‘Twas the Night Before Christmas…at Applebee’s

Seth - Shelley, Idaho
Entered on January 16, 2009
Age Group: 18 - 30

‘Twas the Night Before Christmas…at Applebee’s

On December 24th 2008 I enjoy a beautiful Christmas eve, but not home at my family’s Christmas party eating ‘lil smokies and drinking eggnog. They are enjoying that without me. I am with my other buddies: my Applebuddies. I’m listening to Christmas music via satellite radio, feeding my face with chocolates, and taking care of my tables. Tips are $5, $10, and $20 per table! By 3 or 4 in the afternoon I am already up to over $100. I love people. Especially on Christmas Eve! How generous and considerate and giving everyone is today. I stay busy even through the after lunch dead time and the crew and I enjoy our Christmas Eve dinner, compliments of Krystal.

At 4:30 pm the dinner crew rolls in. I’m on a double. The restaurant starts to fill up. We already are on a 30-minute wait. Everyone orders food at the same time. The kitchen crashes, people are pouring into the restaurant but nobody is getting their food. Holiday cheer plummets. “Where is our food?” replaces “Ho ho ho and a Merry Christmas” Tips plummet. Christmas cheer? Gone. I apologize for how long the food is taking and for the inconvenience that it is causing. Every time I turn around I hear, “Can I please get some ranch? Can we get some napkins? Can I get my Pepsi now?” My brain is exploding trying to remember what everyone needs.

An hour before close a family of four comes in. They can tell that I’m slammed and they understand. I try my best to take care of them and they sit there quietly, patiently, understandingly. Even the 2 young kids seem to understand. They are as quiet as a family of church mice. 30 minutes later they finally get their food and they are grateful but not sarcastic when it arrives. They politely ask for some A1 and a few minutes later I remember to take it. No rude remark? No sarcastic gesture? They eat their meal quietly and ask for their tab. I give it to them and graciously wish them a Merry Christmas.

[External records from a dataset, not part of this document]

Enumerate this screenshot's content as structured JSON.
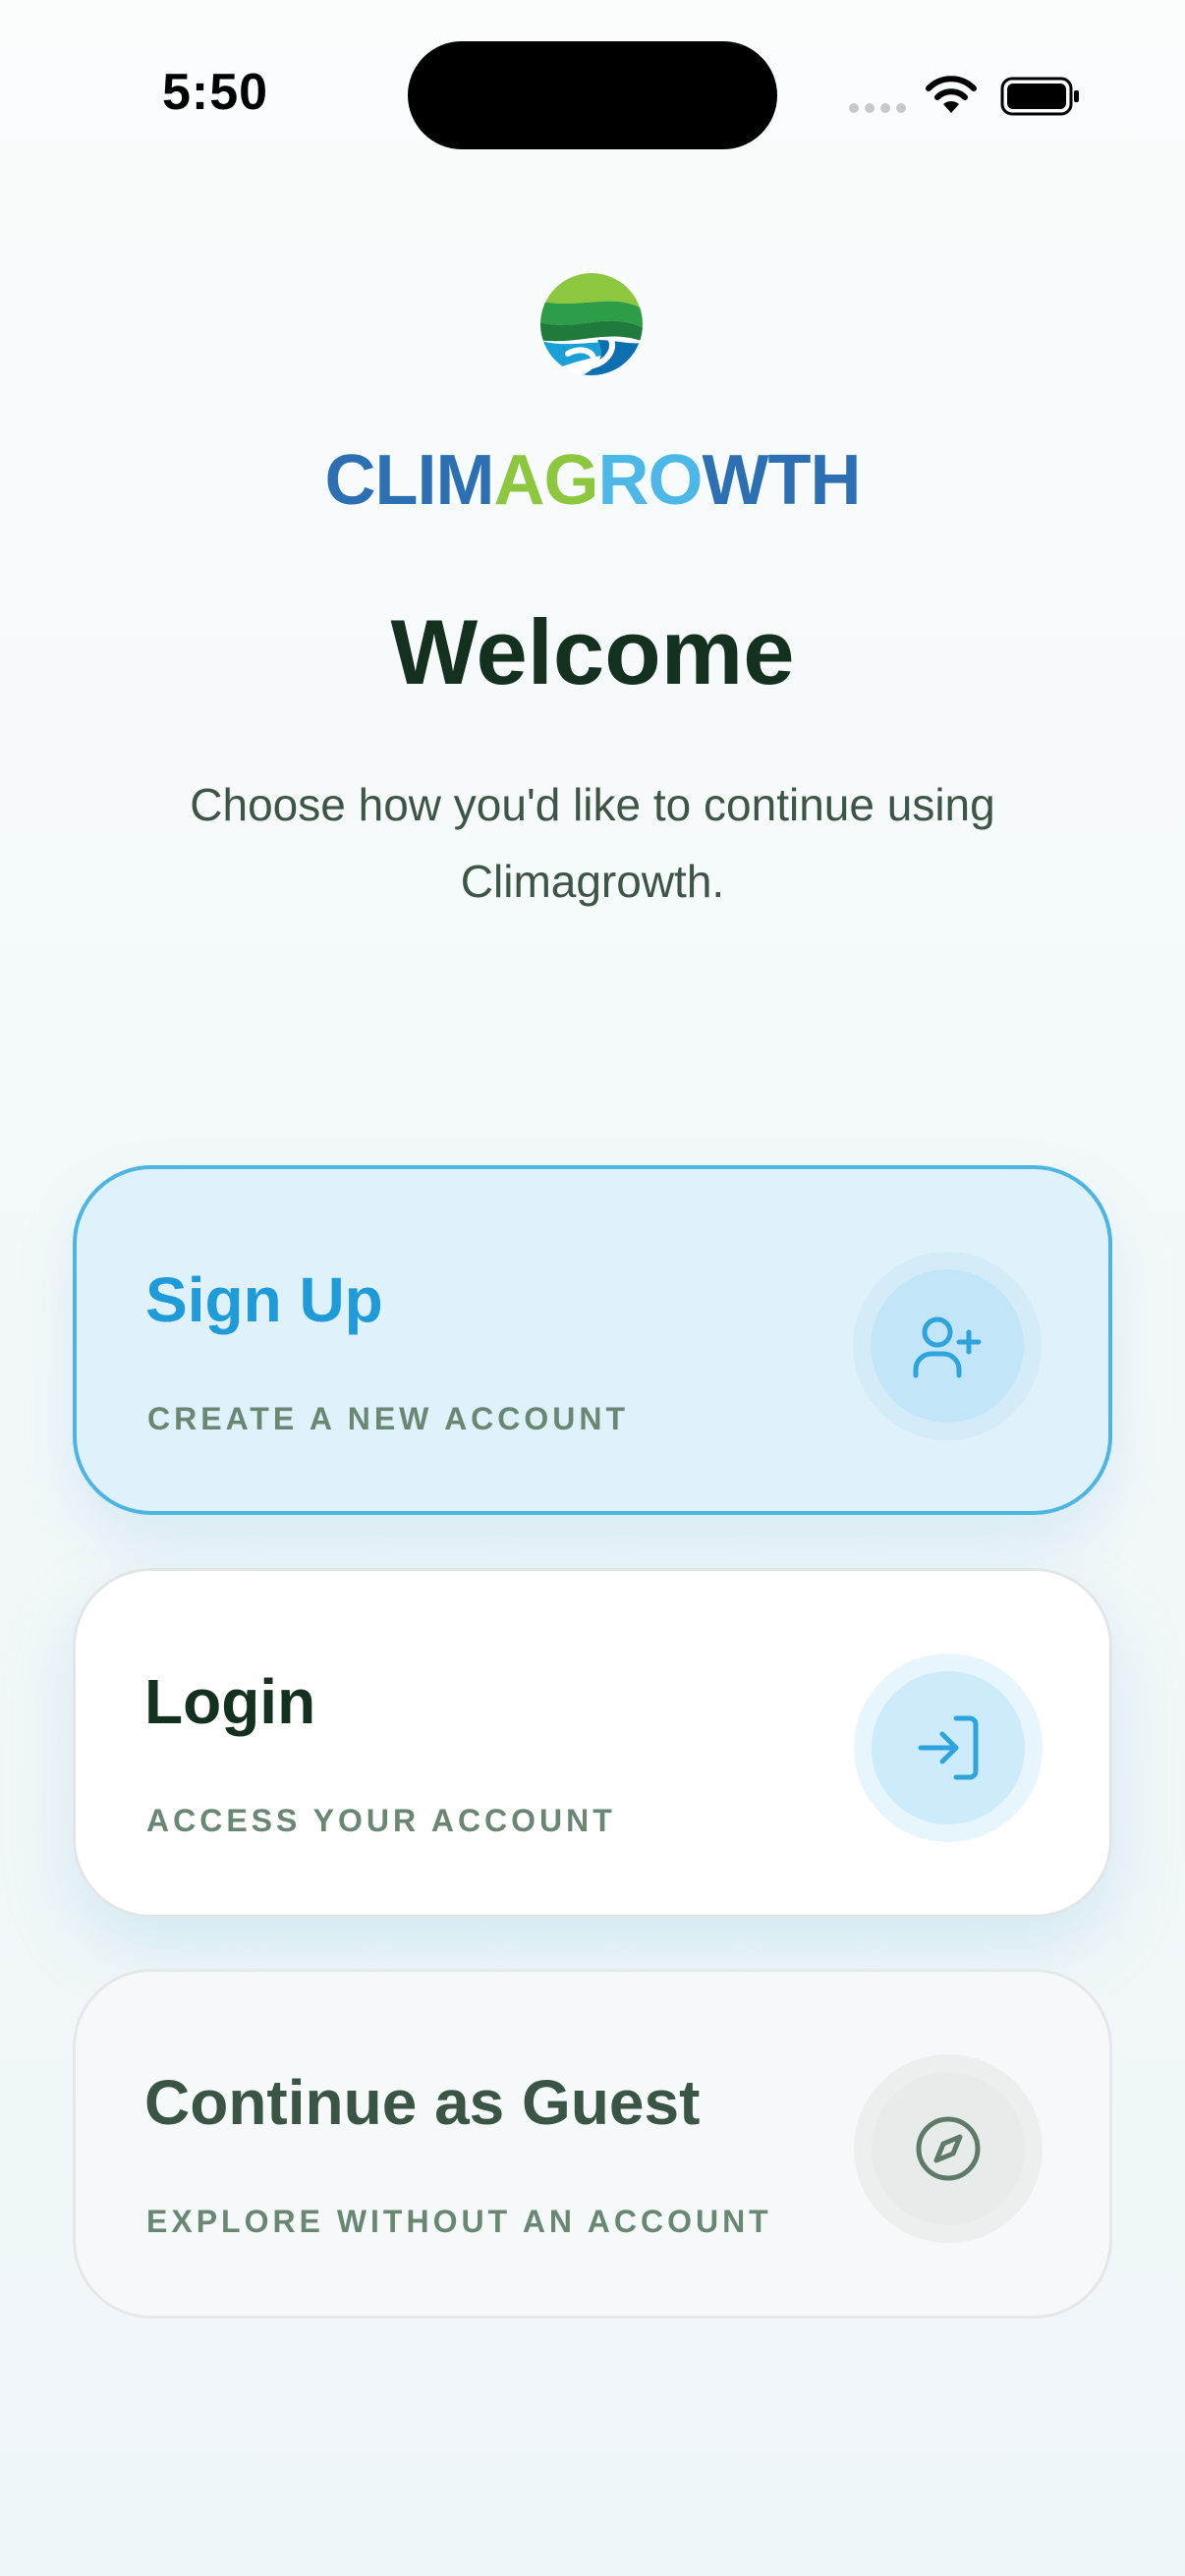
{
  "status_bar": {
    "time": "5:50"
  },
  "brand": {
    "parts": [
      {
        "text": "CLIM",
        "color": "#2d6fb3"
      },
      {
        "text": "AG",
        "color": "#8dc63f"
      },
      {
        "text": "RO",
        "color": "#4db8e8"
      },
      {
        "text": "WTH",
        "color": "#2d6fb3"
      }
    ]
  },
  "heading": "Welcome",
  "subtitle": "Choose how you'd like to continue using Climagrowth.",
  "options": [
    {
      "title": "Sign Up",
      "subtitle": "CREATE A NEW ACCOUNT",
      "icon": "user-plus-icon"
    },
    {
      "title": "Login",
      "subtitle": "ACCESS YOUR ACCOUNT",
      "icon": "login-icon"
    },
    {
      "title": "Continue as Guest",
      "subtitle": "EXPLORE WITHOUT AN ACCOUNT",
      "icon": "compass-icon"
    }
  ],
  "colors": {
    "accent": "#1e9bd8",
    "heading": "#14301f",
    "muted": "#6a8774"
  }
}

They whole-heartedly wish me the same and head for the door. They head home and envision sugar plum fairies dancing in their heads. And though they were probably less than favorable circumstances at the ‘bees, I hope they enjoyed an evening out with their family. I doubt that they realized it, but they saved Christmas for me. I had given up all hope on the human race until they came and sat in my section. They gave me hope and enough motivation to live another day. It is people like them that make Christmas, Christmas.